The Faber Book Club
Our online book club is run by Faber Members, but open to all. Each month Faber staff from across the company select key works from current releases to classic texts. We release a monthly set of suggested questions around titles selected, as well as holding events three times a year for further discussion.
Snow by John Banville
Questions by Angus Cargill, Publishing Director
‘Superb.’ The Times
‘Outstanding.’ Irish Independent
‘Exquisite.’ Daily Mail
A CrimeReads Most Anticipated Book of 2020
‘The body is in the library,’ Colonel Osborne said. ‘Come this way.’
Following the discovery of the corpse of a highly respected parish priest at Ballyglass House – the Co. Wexford family seat of the aristocratic, secretive Osborne family – Detective Inspector St John Strafford is called in from Dublin to investigate.
Strafford faces obstruction from all angles, but carries on determinedly in his pursuit of the murderer. However, as the snow continues to fall over this ever-expanding mystery, the people of Ballyglass are equally determined to keep their secrets.
Suggested Questions on Snow:
- After a short prologue, how does John Banville use the opening couple of lines on p.3 to set up the book?
- Genre writing, crime fiction, in this instance, often uses scaffolding or framework to shape the narrative, to impose boundaries if you like, what techniques could you see doing that sort of work here? And what do they add to your reading experience?
- The novel is set in the 1950s. How does the story explore and dramatise the social and class divisions in Ireland at that time?
- To what extent do you think the novel’s exploration of the role of the church in Ireland is still relevant to today?
- This is the first (but not the last!) novel of John Banville’s to feature Detective Inspector St John Strafford, how does he conform or subvert to traditional detective tropes, and what details did you notice about him and his past?

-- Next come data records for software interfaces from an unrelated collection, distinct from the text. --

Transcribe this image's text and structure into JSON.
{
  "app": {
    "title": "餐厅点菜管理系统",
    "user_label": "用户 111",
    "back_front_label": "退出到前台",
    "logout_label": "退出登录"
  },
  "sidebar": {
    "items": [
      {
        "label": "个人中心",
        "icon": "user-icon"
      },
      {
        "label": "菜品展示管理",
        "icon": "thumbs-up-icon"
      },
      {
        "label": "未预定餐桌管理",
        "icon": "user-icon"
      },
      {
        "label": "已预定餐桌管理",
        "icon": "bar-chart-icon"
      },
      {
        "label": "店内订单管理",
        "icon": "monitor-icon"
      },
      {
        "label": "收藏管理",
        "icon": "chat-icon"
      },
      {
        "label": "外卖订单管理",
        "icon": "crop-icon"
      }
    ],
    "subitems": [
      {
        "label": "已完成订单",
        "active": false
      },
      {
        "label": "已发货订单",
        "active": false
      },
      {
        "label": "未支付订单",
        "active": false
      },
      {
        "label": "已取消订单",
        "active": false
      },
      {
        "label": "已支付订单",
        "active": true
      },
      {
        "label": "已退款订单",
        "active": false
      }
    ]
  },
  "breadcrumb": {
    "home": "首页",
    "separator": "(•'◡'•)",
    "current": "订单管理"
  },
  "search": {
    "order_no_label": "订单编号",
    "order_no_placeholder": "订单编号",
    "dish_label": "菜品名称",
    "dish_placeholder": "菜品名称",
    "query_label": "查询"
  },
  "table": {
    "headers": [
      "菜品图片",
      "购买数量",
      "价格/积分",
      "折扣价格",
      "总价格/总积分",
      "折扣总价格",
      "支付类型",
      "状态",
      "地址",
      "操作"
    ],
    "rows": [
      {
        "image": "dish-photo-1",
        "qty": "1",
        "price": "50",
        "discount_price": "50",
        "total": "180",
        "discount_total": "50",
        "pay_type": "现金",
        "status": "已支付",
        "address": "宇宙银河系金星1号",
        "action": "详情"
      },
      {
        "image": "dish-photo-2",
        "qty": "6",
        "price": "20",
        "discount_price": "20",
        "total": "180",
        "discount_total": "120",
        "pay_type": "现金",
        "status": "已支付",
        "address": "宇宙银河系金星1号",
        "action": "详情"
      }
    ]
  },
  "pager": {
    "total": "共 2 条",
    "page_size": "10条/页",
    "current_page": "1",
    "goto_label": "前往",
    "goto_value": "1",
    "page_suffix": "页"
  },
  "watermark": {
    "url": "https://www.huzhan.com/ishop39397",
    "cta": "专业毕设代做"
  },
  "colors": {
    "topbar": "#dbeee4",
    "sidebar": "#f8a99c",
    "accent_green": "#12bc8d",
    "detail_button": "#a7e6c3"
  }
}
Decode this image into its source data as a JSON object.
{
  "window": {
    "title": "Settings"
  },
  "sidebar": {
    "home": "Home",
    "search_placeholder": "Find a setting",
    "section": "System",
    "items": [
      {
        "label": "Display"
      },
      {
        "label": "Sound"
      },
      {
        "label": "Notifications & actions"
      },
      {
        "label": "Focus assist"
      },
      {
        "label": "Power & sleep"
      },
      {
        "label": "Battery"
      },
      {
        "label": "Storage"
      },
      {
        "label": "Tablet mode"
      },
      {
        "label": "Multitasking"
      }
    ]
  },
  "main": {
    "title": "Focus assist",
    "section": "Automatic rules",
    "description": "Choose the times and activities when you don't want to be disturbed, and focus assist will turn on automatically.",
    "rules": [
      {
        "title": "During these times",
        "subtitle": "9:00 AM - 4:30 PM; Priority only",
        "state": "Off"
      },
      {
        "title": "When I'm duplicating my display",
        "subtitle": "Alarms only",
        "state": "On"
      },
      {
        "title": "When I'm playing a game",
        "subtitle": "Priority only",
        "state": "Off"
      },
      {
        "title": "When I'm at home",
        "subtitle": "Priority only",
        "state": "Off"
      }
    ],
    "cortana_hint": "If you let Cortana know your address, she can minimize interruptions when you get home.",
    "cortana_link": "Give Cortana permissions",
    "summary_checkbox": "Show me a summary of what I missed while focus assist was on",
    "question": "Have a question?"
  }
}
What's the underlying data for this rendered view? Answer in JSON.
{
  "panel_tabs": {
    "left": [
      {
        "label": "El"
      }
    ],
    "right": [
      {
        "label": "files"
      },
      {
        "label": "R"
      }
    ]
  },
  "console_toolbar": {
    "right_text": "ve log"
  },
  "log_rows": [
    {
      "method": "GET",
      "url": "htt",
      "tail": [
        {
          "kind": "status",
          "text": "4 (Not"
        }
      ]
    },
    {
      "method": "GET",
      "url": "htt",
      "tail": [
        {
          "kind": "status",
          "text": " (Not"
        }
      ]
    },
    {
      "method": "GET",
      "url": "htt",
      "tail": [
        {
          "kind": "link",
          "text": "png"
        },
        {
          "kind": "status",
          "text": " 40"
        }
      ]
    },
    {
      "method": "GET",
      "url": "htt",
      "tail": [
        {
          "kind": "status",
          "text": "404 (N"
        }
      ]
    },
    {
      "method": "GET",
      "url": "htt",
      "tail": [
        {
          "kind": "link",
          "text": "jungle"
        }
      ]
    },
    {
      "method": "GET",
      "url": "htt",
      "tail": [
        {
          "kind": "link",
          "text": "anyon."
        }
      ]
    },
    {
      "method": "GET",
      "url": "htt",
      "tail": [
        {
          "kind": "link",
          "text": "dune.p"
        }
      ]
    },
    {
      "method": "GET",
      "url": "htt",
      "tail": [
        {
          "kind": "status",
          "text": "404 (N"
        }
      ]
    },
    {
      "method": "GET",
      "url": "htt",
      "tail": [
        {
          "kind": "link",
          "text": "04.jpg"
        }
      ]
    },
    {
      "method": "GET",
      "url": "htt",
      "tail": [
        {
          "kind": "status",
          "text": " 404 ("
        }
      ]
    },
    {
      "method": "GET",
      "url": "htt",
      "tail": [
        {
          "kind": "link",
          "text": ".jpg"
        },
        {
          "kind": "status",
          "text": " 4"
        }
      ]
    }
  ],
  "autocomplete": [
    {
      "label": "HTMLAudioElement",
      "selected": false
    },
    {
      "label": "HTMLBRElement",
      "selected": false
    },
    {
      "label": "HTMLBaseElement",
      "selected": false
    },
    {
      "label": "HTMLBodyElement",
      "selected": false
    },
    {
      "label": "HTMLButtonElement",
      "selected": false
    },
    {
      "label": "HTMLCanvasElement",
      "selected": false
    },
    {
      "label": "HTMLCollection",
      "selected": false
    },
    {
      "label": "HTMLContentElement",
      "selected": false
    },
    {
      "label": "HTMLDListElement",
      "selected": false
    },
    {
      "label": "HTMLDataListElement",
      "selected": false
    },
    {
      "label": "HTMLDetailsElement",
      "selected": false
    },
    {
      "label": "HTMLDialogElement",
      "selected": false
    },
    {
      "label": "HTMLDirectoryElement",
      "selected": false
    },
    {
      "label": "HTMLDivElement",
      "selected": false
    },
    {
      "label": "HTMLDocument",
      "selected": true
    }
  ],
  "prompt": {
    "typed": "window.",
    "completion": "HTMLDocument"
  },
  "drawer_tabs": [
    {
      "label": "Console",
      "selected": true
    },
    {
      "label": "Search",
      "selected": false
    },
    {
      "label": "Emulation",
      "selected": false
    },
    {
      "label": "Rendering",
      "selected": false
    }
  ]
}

- What did you make of the novel’s coda, set a decade later, and back in Dublin?